■ **Task prompt**
Your answer must be the records below, printed exactly.

■ **Data under study**
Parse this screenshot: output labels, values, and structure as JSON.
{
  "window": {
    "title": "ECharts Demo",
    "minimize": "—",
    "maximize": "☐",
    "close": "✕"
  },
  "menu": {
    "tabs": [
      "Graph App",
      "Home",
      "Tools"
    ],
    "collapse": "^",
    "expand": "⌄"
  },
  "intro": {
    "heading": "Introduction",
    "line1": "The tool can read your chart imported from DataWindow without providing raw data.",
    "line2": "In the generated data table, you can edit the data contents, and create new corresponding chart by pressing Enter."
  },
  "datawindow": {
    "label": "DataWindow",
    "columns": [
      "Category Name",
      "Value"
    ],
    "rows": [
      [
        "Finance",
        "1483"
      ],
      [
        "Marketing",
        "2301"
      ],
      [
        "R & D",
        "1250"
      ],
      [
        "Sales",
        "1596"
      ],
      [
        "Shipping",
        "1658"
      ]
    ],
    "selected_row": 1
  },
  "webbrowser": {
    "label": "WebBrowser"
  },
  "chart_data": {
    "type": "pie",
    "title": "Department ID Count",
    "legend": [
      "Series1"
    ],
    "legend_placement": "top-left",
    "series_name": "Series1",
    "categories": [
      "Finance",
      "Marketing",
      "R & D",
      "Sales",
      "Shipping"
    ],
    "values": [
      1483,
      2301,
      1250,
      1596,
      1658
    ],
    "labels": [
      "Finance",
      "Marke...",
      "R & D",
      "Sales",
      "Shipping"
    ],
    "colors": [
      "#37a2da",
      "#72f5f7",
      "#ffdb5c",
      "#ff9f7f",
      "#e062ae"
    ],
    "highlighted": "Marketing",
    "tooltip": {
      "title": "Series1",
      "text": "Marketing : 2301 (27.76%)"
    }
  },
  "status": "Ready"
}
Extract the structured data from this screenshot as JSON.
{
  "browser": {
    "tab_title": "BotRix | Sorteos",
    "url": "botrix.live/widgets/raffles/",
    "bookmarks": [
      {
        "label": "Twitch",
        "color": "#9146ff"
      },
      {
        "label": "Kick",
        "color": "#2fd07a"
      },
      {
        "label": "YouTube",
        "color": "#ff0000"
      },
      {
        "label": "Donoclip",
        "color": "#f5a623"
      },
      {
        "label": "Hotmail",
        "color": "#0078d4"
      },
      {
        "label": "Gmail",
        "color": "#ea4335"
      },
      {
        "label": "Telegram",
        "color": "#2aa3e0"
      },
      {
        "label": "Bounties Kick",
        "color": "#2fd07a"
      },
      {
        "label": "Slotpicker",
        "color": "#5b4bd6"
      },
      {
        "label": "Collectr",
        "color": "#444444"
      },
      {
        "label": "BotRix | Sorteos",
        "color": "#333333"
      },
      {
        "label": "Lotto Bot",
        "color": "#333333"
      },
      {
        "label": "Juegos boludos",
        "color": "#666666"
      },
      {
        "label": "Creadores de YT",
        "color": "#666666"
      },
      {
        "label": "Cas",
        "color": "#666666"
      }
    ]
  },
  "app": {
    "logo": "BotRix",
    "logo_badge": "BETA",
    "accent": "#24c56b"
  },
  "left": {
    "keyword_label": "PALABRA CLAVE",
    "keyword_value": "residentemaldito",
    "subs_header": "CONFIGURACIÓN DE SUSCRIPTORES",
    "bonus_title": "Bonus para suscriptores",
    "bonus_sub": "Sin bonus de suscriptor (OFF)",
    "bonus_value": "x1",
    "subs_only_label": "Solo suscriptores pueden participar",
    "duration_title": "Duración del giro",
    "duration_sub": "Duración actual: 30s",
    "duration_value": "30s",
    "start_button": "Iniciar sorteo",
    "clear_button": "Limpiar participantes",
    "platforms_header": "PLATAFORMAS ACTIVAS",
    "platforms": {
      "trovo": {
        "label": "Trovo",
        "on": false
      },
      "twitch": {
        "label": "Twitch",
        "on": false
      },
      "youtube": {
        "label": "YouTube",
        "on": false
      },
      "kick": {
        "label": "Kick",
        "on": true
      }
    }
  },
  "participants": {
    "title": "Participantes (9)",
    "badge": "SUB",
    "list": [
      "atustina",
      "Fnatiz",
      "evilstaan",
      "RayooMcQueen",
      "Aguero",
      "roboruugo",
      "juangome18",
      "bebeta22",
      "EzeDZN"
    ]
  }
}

■ **Solution to the exercise**
Parse this screenshot: output labels, values, and structure as JSON.
{
  "window": {
    "title": "ECharts Demo",
    "minimize": "—",
    "maximize": "☐",
    "close": "✕"
  },
  "menu": {
    "tabs": [
      "Graph App",
      "Home",
      "Tools"
    ],
    "collapse": "^",
    "expand": "⌄"
  },
  "intro": {
    "heading": "Introduction",
    "line1": "The tool can read your chart imported from DataWindow without providing raw data.",
    "line2": "In the generated data table, you can edit the data contents, and create new corresponding chart by pressing Enter."
  },
  "datawindow": {
    "label": "DataWindow",
    "columns": [
      "Category Name",
      "Value"
    ],
    "rows": [
      [
        "Finance",
        "1483"
      ],
      [
        "Marketing",
        "2301"
      ],
      [
        "R & D",
        "1250"
      ],
      [
        "Sales",
        "1596"
      ],
      [
        "Shipping",
        "1658"
      ]
    ],
    "selected_row": 1
  },
  "webbrowser": {
    "label": "WebBrowser"
  },
  "chart_data": {
    "type": "pie",
    "title": "Department ID Count",
    "legend": [
      "Series1"
    ],
    "legend_placement": "top-left",
    "series_name": "Series1",
    "categories": [
      "Finance",
      "Marketing",
      "R & D",
      "Sales",
      "Shipping"
    ],
    "values": [
      1483,
      2301,
      1250,
      1596,
      1658
    ],
    "labels": [
      "Finance",
      "Marke...",
      "R & D",
      "Sales",
      "Shipping"
    ],
    "colors": [
      "#37a2da",
      "#72f5f7",
      "#ffdb5c",
      "#ff9f7f",
      "#e062ae"
    ],
    "highlighted": "Marketing",
    "tooltip": {
      "title": "Series1",
      "text": "Marketing : 2301 (27.76%)"
    }
  },
  "status": "Ready"
}
Extract the structured data from this screenshot as JSON.
{
  "browser": {
    "tab_title": "BotRix | Sorteos",
    "url": "botrix.live/widgets/raffles/",
    "bookmarks": [
      {
        "label": "Twitch",
        "color": "#9146ff"
      },
      {
        "label": "Kick",
        "color": "#2fd07a"
      },
      {
        "label": "YouTube",
        "color": "#ff0000"
      },
      {
        "label": "Donoclip",
        "color": "#f5a623"
      },
      {
        "label": "Hotmail",
        "color": "#0078d4"
      },
      {
        "label": "Gmail",
        "color": "#ea4335"
      },
      {
        "label": "Telegram",
        "color": "#2aa3e0"
      },
      {
        "label": "Bounties Kick",
        "color": "#2fd07a"
      },
      {
        "label": "Slotpicker",
        "color": "#5b4bd6"
      },
      {
        "label": "Collectr",
        "color": "#444444"
      },
      {
        "label": "BotRix | Sorteos",
        "color": "#333333"
      },
      {
        "label": "Lotto Bot",
        "color": "#333333"
      },
      {
        "label": "Juegos boludos",
        "color": "#666666"
      },
      {
        "label": "Creadores de YT",
        "color": "#666666"
      },
      {
        "label": "Cas",
        "color": "#666666"
      }
    ]
  },
  "app": {
    "logo": "BotRix",
    "logo_badge": "BETA",
    "accent": "#24c56b"
  },
  "left": {
    "keyword_label": "PALABRA CLAVE",
    "keyword_value": "residentemaldito",
    "subs_header": "CONFIGURACIÓN DE SUSCRIPTORES",
    "bonus_title": "Bonus para suscriptores",
    "bonus_sub": "Sin bonus de suscriptor (OFF)",
    "bonus_value": "x1",
    "subs_only_label": "Solo suscriptores pueden participar",
    "duration_title": "Duración del giro",
    "duration_sub": "Duración actual: 30s",
    "duration_value": "30s",
    "start_button": "Iniciar sorteo",
    "clear_button": "Limpiar participantes",
    "platforms_header": "PLATAFORMAS ACTIVAS",
    "platforms": {
      "trovo": {
        "label": "Trovo",
        "on": false
      },
      "twitch": {
        "label": "Twitch",
        "on": false
      },
      "youtube": {
        "label": "YouTube",
        "on": false
      },
      "kick": {
        "label": "Kick",
        "on": true
      }
    }
  },
  "participants": {
    "title": "Participantes (9)",
    "badge": "SUB",
    "list": [
      "atustina",
      "Fnatiz",
      "evilstaan",
      "RayooMcQueen",
      "Aguero",
      "roboruugo",
      "juangome18",
      "bebeta22",
      "EzeDZN"
    ]
  }
}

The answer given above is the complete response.